The cause of anorexia is currently unknown and is likely to be a combination of several factors, including biological, psychological, and environmental factors. Genetics may play a role in the development of anorexia, as it is more likely to develop in people who have a positive family history of the same condition.

Some genetic traits, such as perfectionism and sensitivity, are associated with anorexia nervosa. Psychological factors may also contribute to anorexia. Some people who develop the condition show obsessive-compulsive traits that make it easier for them to follow routines and a controlled diet. Some people may try to control their anxiety and other psychological conditions through anorexia. Finally, environmental influences also play a role in the development of anorexia. Particularly among women, success and self-esteem are equated with beauty standards, such as being thin.

Treatments for anorexia

Treatment for anorexia is not an easy path, as many people with the condition do not wish to seek help. Treatment is provided through a combination of factors and resources, including therapy, nutritional education, and medical treatment, in case of severe malnutrition or other medical complications related to anorexia nervosa. In severe cases of anorexia, it may be appropriate to feed the patient through a specially designed tube, as the patient may refuse to eat or be in a severely malnourished condition.

Treatment for anorexia should focus on several factors. The patient’s weight must be brought back to a healthy level. He or she must also learn that nutrition is a critical factor. Patients often receive meal plans and nutritional goals to work toward.

As treatment progresses to restore healthy eating habits and proper nutrition, patients may benefit from therapy sessions, including family therapy for young adults and adolescents. Ongoing therapy is particularly important, because healing from anorexia is extremely stressful and patients need a lot of support.
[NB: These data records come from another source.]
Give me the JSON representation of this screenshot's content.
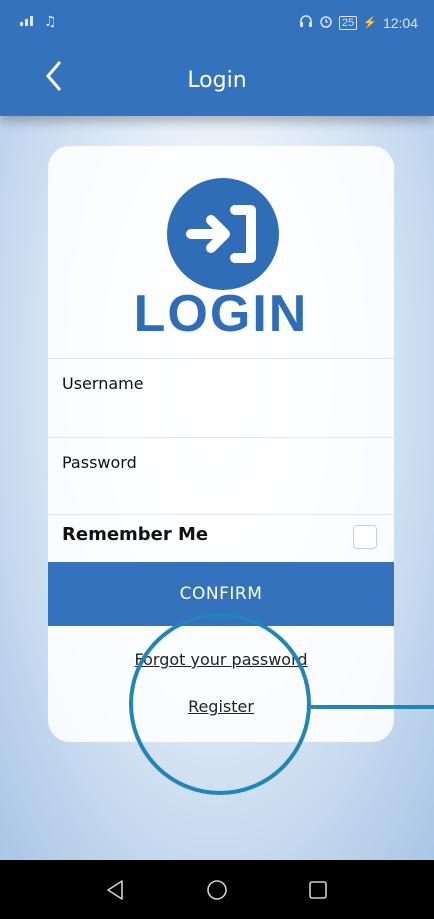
{
  "status_bar": {
    "signal_icon": "signal-icon",
    "music_icon": "music-icon",
    "headphones_icon": "headphones-icon",
    "alarm_icon": "alarm-icon",
    "battery_level": "25",
    "time": "12:04"
  },
  "app_bar": {
    "title": "Login",
    "back_icon": "back-chevron-icon",
    "background_color": "#3472bd"
  },
  "login_card": {
    "logo_icon": "login-arrow-icon",
    "logo_text": "LOGIN",
    "username_label": "Username",
    "password_label": "Password",
    "remember_label": "Remember Me",
    "remember_checked": false,
    "confirm_label": "CONFIRM",
    "forgot_password_link": "Forgot your password",
    "register_link": "Register"
  },
  "annotation": {
    "highlight_color": "#1f86b6"
  },
  "nav_bar": {
    "back": "nav-back-icon",
    "home": "nav-home-icon",
    "recents": "nav-recents-icon"
  }
}
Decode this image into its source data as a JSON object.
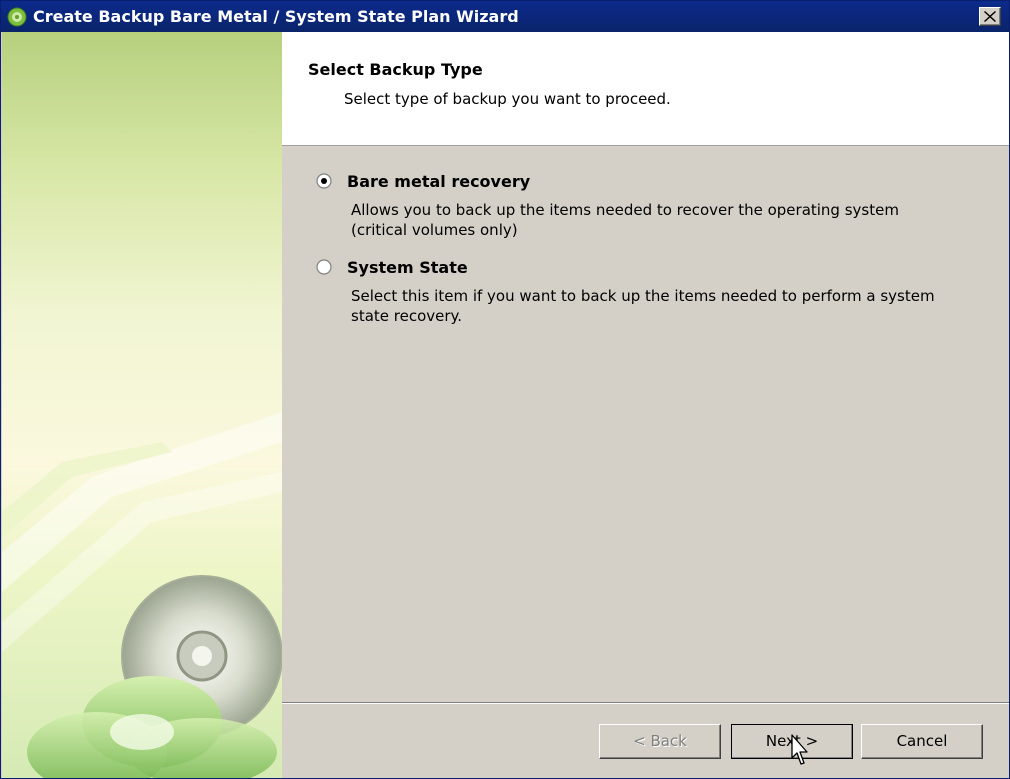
{
  "window": {
    "title": "Create Backup Bare Metal / System State Plan Wizard"
  },
  "header": {
    "title": "Select Backup Type",
    "subtitle": "Select type of backup you want to proceed."
  },
  "options": [
    {
      "label": "Bare metal recovery",
      "description": "Allows you to back up the items needed to recover the operating system (critical volumes only)",
      "selected": true
    },
    {
      "label": "System State",
      "description": "Select this item if you want to back up the items needed to perform a system state recovery.",
      "selected": false
    }
  ],
  "buttons": {
    "back": "< Back",
    "next": "Next >",
    "cancel": "Cancel"
  },
  "icons": {
    "app": "backup-app-icon",
    "close": "close-icon",
    "sidebar_art": "cd-disc-icon",
    "cursor": "mouse-cursor-icon"
  },
  "colors": {
    "titlebar": "#0a246a",
    "dialog_face": "#d4d0c8",
    "header_bg": "#ffffff",
    "sidebar_green": "#b6d07e"
  }
}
What specialist treats you?

A positive resolution of anorexia often requires the involvement of a team of experts consisting of psychologists, psychiatrists, dietitians, and pediatricians.